Exercise requirements ::
Look through the entries below and count the lines with "drug" in them; the reply is the number alone.

____

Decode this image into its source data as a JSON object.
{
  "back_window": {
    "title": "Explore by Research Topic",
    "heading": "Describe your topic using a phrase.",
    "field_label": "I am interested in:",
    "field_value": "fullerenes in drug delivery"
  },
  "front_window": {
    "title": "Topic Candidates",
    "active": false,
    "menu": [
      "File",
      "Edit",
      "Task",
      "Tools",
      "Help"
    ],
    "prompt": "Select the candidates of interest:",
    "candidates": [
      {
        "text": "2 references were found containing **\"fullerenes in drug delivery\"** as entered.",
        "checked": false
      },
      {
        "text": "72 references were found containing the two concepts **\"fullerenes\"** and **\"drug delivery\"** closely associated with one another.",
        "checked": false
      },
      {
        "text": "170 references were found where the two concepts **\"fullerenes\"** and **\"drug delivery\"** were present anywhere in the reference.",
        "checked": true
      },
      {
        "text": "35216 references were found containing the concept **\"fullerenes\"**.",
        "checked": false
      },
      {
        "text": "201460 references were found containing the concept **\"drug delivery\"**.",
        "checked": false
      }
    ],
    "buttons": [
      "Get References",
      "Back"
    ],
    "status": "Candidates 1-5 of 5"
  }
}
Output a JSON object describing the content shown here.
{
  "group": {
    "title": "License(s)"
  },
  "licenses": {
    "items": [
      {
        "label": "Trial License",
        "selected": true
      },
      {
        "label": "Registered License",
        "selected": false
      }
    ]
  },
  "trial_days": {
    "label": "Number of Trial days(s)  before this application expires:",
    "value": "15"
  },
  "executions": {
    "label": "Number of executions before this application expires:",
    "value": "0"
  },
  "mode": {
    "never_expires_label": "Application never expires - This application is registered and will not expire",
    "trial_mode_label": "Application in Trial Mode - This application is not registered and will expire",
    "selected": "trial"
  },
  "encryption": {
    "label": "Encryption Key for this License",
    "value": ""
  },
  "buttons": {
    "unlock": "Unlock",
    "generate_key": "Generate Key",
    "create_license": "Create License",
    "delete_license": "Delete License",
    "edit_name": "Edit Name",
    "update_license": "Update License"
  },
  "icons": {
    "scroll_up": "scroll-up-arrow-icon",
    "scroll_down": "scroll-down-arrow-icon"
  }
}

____

Response box ::
5